Sponsored post: I received a digital copy of this book for free on a read-to-review basis. Thanks to HarperCollins and Edelweiss.
Blurb (from Goodreads):
From the author of The Beginning of Everything: two teens with a deadly disease fall in love on the brink of a cure. At seventeen, overachieving Lane finds himself at Latham House, a sanatorium for teens suffering from an incurable strain of tuberculosis. Part hospital and part boarding school, Latham is a place of endless rules and confusing rituals, where it's easier to fail breakfast than it is to flunk French. There, Lane encounters a girl he knew years ago. Instead of the shy loner he remembers, Sadie has transformed. At Latham, she is sarcastic, fearless, and utterly compelling. Her friends, a group of eccentric troublemakers, fascinate Lane, who has never stepped out of bounds his whole life. And as he gradually becomes one of them, Sadie shows him their secrets: how to steal internet, how to sneak into town, and how to disable the med sensors they must wear at all times. But there are consequences to having secrets, particularly at Latham House. And as Lane and Sadie begin to fall in love and their group begins to fall sicker, their insular world threatens to come crashing down. Told in alternating points of view, Extraordinary Means is a darkly funny story about doomed friendships, first love, and the rare miracle of second chances.
My rating: 3 of 5 stars
(Source: I received a digital copy of this book for free on a read-to-review basis. Thanks to HarperCollins and Edelweiss.)
“My first night at Latham house, I lay awake in my narrow, gabled room in cottage 6 wondering how many people had died in it. And I didn’t just wonder this casually, either. I did the math. I figured the probability. And I came up with a number: eight. But then, I had always been terrible at math.”
This was quite a sad story about a group of kids with Total-Drug-Resistant Tuberculosis, and the cure that might have come too late.
I felt sorry for the kids in this story, they were all really young, and really sick, and most of them hadn’t got to do anything that they might have wanted to do in their lives.
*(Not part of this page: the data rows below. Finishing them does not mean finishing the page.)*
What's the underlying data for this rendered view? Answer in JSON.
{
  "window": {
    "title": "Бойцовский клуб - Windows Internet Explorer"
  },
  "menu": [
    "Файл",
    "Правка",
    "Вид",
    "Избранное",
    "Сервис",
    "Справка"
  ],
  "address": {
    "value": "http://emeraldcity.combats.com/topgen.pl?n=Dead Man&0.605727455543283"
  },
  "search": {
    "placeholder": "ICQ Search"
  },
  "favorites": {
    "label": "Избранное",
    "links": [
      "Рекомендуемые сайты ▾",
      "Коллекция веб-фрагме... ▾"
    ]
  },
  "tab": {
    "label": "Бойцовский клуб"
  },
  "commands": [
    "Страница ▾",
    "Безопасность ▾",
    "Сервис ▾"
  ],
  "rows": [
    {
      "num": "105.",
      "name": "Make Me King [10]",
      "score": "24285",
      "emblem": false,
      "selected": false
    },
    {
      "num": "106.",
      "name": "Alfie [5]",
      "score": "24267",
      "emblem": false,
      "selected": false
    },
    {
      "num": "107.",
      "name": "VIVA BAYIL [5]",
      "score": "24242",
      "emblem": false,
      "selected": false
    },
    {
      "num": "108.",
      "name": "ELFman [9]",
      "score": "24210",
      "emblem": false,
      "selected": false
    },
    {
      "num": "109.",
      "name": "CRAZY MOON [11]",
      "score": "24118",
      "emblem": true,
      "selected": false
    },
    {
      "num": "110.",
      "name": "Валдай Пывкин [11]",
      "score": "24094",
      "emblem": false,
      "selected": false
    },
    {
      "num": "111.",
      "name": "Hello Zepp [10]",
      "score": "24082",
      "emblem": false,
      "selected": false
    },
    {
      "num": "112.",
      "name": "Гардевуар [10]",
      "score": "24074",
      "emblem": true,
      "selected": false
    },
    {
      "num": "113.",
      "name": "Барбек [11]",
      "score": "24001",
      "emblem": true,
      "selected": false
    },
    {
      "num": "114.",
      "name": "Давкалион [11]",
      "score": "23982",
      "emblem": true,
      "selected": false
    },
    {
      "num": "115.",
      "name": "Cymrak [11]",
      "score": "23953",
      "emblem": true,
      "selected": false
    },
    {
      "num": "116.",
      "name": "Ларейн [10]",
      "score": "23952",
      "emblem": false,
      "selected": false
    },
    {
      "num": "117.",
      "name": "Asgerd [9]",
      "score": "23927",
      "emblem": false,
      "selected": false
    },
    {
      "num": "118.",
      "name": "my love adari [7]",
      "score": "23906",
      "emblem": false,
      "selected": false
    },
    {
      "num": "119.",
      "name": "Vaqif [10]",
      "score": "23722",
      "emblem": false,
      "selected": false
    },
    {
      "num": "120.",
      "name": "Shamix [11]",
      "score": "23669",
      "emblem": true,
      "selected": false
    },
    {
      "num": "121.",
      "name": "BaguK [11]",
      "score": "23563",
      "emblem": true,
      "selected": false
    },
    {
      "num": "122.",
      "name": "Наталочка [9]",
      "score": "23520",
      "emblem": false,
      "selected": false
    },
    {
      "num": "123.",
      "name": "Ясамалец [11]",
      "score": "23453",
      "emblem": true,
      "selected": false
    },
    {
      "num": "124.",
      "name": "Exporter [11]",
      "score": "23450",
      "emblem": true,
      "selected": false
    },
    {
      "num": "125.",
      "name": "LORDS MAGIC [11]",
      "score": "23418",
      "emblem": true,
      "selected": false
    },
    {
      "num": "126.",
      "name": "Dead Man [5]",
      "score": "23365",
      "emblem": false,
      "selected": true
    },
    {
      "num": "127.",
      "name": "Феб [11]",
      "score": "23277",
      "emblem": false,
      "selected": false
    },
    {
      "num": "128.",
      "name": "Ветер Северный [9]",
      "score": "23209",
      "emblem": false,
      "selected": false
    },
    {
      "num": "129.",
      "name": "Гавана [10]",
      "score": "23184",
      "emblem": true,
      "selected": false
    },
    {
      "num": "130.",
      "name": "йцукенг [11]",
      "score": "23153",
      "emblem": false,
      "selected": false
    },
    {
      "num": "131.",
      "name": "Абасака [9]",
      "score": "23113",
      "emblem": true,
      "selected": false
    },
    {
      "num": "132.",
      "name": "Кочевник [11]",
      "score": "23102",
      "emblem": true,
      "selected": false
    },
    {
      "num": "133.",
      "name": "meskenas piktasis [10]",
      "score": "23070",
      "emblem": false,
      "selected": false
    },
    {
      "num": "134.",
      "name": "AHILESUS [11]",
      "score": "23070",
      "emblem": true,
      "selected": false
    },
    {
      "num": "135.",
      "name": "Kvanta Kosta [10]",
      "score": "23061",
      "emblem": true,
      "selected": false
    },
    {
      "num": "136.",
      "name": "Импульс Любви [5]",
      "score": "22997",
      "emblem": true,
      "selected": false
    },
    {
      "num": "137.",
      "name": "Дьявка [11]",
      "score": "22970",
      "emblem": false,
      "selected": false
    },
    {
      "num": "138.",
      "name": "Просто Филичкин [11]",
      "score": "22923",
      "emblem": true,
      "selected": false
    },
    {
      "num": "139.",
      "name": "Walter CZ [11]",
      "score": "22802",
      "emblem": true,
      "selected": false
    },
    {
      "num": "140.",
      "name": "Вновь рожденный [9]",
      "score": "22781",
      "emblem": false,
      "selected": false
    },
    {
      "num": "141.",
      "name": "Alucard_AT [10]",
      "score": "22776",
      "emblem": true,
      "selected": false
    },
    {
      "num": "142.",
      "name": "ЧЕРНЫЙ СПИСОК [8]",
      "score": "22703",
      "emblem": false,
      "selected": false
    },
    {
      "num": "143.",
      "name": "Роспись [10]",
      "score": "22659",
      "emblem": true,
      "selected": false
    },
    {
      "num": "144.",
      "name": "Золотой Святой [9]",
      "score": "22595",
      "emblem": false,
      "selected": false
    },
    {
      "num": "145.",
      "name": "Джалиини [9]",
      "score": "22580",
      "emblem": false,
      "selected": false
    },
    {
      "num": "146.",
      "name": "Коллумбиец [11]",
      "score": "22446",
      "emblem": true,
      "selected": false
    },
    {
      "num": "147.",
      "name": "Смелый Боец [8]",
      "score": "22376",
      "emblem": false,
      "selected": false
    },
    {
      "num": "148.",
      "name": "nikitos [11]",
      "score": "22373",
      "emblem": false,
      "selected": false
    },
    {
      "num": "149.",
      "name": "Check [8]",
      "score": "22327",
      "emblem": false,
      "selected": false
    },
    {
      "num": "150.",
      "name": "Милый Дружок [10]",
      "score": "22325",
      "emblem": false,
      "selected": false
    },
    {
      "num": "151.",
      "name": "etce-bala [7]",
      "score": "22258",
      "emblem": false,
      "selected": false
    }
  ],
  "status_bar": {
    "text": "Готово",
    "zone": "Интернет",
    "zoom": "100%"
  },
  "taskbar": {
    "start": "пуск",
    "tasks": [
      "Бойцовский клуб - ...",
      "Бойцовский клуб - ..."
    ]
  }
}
Being away from home also couldn’t have been easy, especially when their friends had seemingly moved on without them.
“The essay was about me. About how we’d planned to go to college together, but after I’d become ‘terminally ill’ she knew that she needed to live for both of us. She actually said that. ‘Live for both of us,’ like I was too corpsified to do any living myself.”
The storyline in this was about the kids at the camp getting to know each other, and also the romance between Lane and Sadie. They broke the rules, had some fun sneaking out, but also had to watch each other getting sicker, and even dying.
“Someone checked out. They’re doing housekeeping.” He said it darkly, like he’d deliberately chosen the wrong words. When he realized I didn’t get it, he sighed. “You know, cleaning out his room for the next lucky occupant.”
“Oh, you get used to it. Just wait until they bring the body out.”
The romance between Lane and Sadie seemed to happen quite naturally, but it was quite sad because there was threat of death hanging over them.
“When Sadie had joined me in the gazebo and we’d sat there talking about everything. I’d been so lost in my own misery that it hadn’t quite dawned on me how amazing it felt for someone to understand, someone who was going through the same thing.”
The ending to this was okay, but it was sad, as not everyone made it. When the announcement came about the new treatment, it seemed obvious that it would come too late for certain people, and it really was a bit of a race to see who could hold on the longest and possibly be cured.
6.5 out of 10